Overnight raids bust up smugglers ring
File photo: DPA

Overnight raids bust up smugglers ring

Federal police arrested 12 people on Wednesday night after a national raid by police broke apart a smuggling ring. READ  

Anti-euro AfD split over Pegida ties
Former Pegida spokesperson Kathrin Oertel and Brandenburg head of AfD Alexander Gauland. Photo: DPA

Anti-euro AfD split over Pegida ties

Germany's upstart anti-euro AfD party will seek to mend a rift among members on whether to forge close ties with an emergent "anti-Islamisation" movement at a congress this weekend. READ  

Court grants kids right to know donor fathers
Photo: DPA

Court grants kids right to know donor fathers

The Supreme Court (BGH) decided on Wednesday that the children of sperm donors have a right to know who their biological father is at any time. READ  

Russia may declare 1990 reunification illegal
Russian President Vladimir Putin. Photo: DPA

Russia may declare 1990 reunification illegal

More than 25 years after the Berlin Wall's fall, Russian lawmakers are mulling a proposal to condemn West Germany's 1990 "annexation" of East Germany as Moscow's answer to Western denunciation of its seizure of Crimea. READ  

No room for scooters on the bus: Court
Photo: DPA

No room for scooters on the bus: Court

A court in North-Rhine Westphalia found on Wednesday that there is no obligation for buses or trains to make room for mobility scooters - and that it's actually dangerous to bring them aboard.

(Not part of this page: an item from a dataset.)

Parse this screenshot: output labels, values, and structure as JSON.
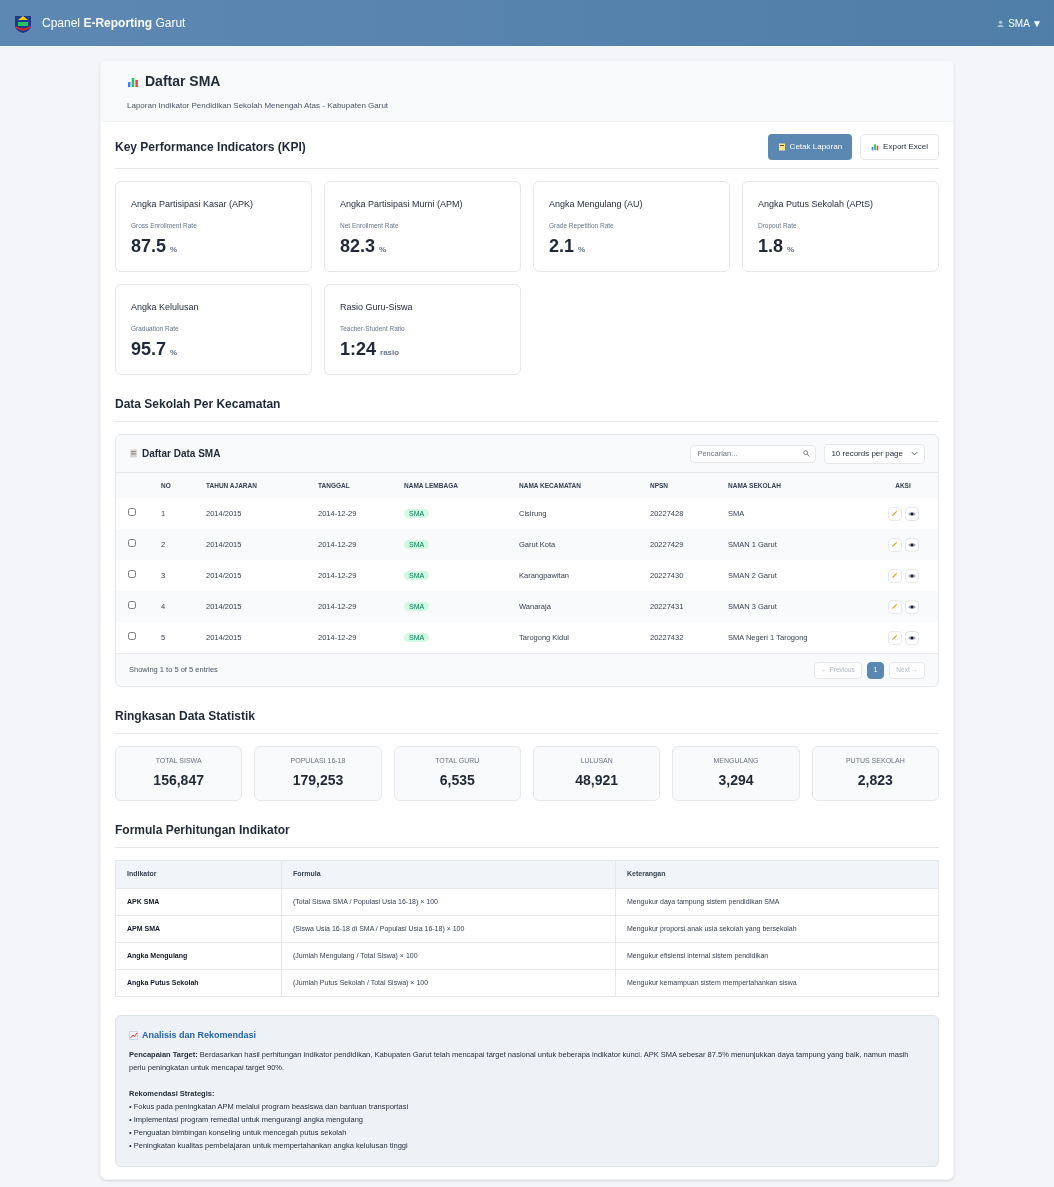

READ  

RECEIVE OUR NEWSLETTER AND ALERTS
Business & Money
FATCA: 'The age of financial privacy is over'
Gallery
The best regional foods TTIP opponents want to protect
Photo: DPA
Features
The rise and spread of Pegida
Photo: Shutterstock
Culture
This cosplayer did not think his plan through
National
Europe in statistics - from Spain to Sweden
Photo: DPA
Politics
The Local's report from Pegida's largest ever demonstration.
Sponsored Article
Top-notch tech boosts bilingual schools
National
Six stories that will rock Germany this year
Photo: DPA
National
Terror alert at a new high. Should you be worried?
Dresden skyline and river by night. Photo: DPA
Politics
What does Dresden have against Muslims?
Photo: DPA
National
What were your favourite news stories of 2014?
Gallery
Top 12 German idioms
National
Why has The Local got a new logo?
Photo: DPA
National
This German was abducted and tortured by the CIA
Culture
10 top tips for partying in Germany
Photo: DPA
Technology
What does the Chancellor see as the future of the internet?
Photo: DPA
Berlin
The Local's series on 25 years since the fall of the Berlin Wall
Photo: DPA
Business & Money
JobTalk: All you need to know about working in Germany
National
Share news tips with The Local Germany
Latest news from The Local in Austria

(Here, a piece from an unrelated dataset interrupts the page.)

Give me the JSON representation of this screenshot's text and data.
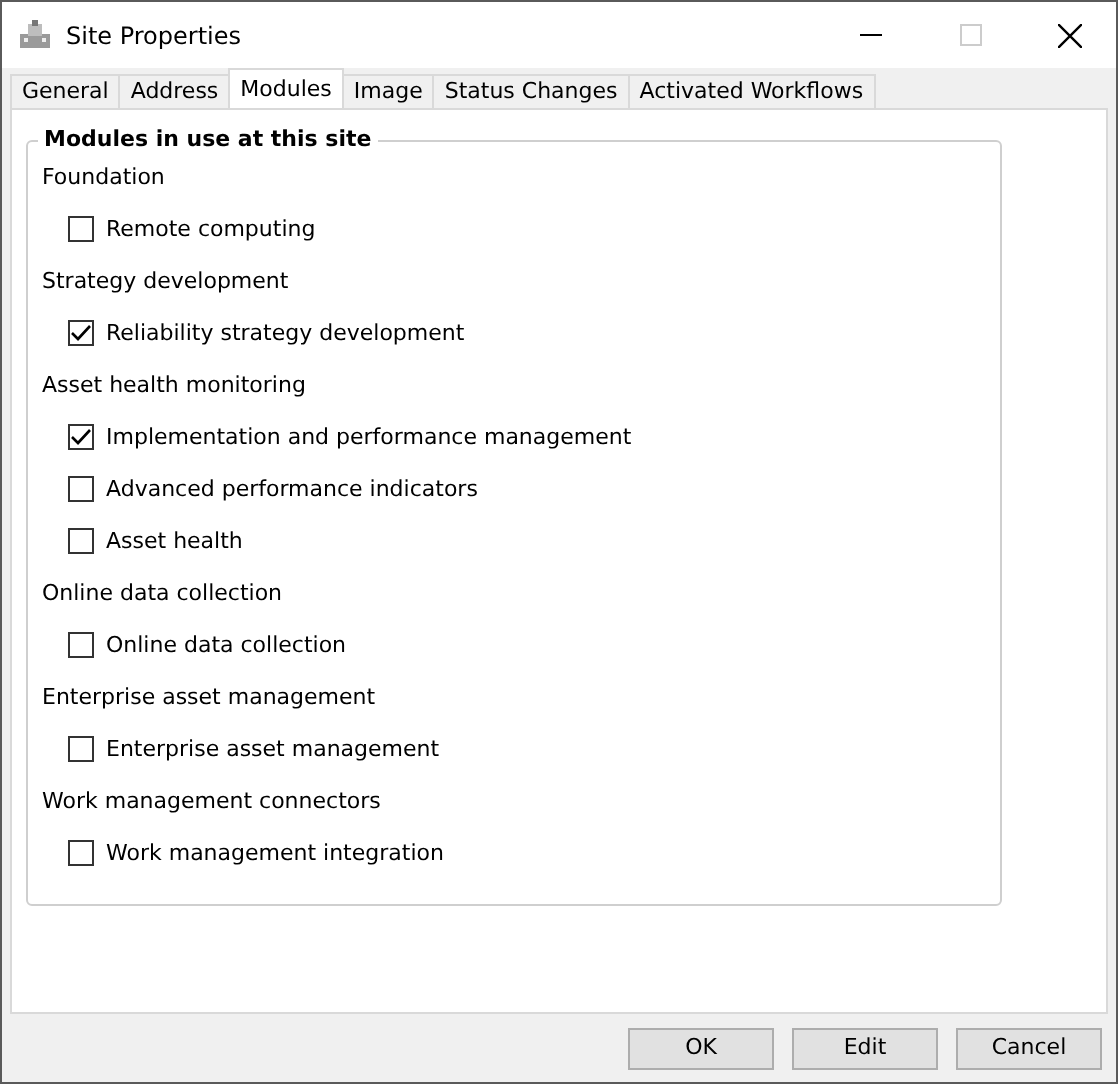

More news from Austria at thelocal.at

Latest news from The Local in Switzerland

More news from Switzerland at thelocal.ch

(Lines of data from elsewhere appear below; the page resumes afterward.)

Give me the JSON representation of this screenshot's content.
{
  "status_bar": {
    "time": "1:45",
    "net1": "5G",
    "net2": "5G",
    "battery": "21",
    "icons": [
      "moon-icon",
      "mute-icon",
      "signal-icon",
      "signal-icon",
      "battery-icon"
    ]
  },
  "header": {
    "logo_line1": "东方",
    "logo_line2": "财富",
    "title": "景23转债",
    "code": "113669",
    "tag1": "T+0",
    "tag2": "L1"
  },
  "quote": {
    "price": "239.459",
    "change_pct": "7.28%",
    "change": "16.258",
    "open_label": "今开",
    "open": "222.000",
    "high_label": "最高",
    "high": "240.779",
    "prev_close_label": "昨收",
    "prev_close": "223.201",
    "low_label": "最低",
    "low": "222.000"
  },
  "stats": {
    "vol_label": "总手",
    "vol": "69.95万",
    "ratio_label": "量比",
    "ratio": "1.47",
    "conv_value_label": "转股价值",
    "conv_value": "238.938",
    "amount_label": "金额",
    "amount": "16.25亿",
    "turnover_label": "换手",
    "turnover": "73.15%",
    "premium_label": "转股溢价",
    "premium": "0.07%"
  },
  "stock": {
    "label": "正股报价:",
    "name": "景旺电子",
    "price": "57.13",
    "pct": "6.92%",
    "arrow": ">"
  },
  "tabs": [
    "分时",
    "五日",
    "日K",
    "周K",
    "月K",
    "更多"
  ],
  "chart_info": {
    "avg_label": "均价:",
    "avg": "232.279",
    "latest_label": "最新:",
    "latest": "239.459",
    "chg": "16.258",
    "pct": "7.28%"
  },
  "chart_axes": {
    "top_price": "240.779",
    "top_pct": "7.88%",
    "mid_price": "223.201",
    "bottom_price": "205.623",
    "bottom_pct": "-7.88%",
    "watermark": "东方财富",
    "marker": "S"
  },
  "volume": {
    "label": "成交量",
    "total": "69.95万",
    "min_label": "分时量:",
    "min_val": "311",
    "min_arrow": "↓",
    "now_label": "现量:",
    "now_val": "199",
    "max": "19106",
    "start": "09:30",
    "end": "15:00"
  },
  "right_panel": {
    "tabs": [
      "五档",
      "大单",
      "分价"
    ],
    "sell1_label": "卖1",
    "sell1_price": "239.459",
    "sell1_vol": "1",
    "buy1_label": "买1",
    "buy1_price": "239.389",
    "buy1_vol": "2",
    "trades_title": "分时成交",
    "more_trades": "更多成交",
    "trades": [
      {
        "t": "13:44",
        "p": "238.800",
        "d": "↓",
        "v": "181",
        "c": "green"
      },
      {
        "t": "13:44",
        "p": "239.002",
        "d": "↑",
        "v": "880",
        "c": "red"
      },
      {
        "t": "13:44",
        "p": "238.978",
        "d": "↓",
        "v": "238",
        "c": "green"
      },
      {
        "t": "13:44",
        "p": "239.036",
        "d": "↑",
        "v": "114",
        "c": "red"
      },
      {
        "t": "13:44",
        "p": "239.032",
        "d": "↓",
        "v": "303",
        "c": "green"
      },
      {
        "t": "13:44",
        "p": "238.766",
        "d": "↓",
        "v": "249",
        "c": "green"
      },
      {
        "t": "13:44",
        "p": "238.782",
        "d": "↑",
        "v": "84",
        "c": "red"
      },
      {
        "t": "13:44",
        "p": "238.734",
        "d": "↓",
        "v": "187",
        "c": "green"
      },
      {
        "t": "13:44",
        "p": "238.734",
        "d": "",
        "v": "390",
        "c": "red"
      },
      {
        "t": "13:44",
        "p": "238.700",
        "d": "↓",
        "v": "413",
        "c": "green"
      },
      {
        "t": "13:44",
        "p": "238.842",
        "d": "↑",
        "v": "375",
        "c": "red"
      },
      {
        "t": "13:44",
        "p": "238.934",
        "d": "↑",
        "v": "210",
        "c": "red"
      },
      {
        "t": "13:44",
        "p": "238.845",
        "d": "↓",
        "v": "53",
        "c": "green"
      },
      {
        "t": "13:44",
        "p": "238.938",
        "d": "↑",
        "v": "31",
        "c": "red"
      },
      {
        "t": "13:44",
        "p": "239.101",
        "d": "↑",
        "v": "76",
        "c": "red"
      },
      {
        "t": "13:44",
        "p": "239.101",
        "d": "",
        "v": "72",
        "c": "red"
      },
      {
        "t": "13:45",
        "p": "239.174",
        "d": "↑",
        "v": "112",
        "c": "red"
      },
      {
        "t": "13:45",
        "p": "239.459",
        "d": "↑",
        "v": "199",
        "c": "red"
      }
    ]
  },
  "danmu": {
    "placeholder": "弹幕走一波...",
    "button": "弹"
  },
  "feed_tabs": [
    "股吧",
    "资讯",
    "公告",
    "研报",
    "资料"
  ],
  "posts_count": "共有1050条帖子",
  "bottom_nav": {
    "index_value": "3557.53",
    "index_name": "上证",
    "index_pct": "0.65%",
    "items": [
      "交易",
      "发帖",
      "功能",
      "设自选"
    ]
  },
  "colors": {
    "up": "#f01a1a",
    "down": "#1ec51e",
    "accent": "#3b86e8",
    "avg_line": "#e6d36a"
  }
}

Latest news from The Local in Denmark

More news from Denmark at thelocal.dk

Latest news from The Local in Spain

More news from Spain at thelocal.es

Latest news from The Local in France

More news from France at thelocal.fr

Latest news from The Local in Italy

More news from Italy at thelocal.it

Latest news from The Local in Norway

More news from Norway at thelocal.no

Latest news from The Local in Sweden

More news from Sweden at thelocal.se

3,448
jobs available
Toytown Germany
Germany's English-speaking crowd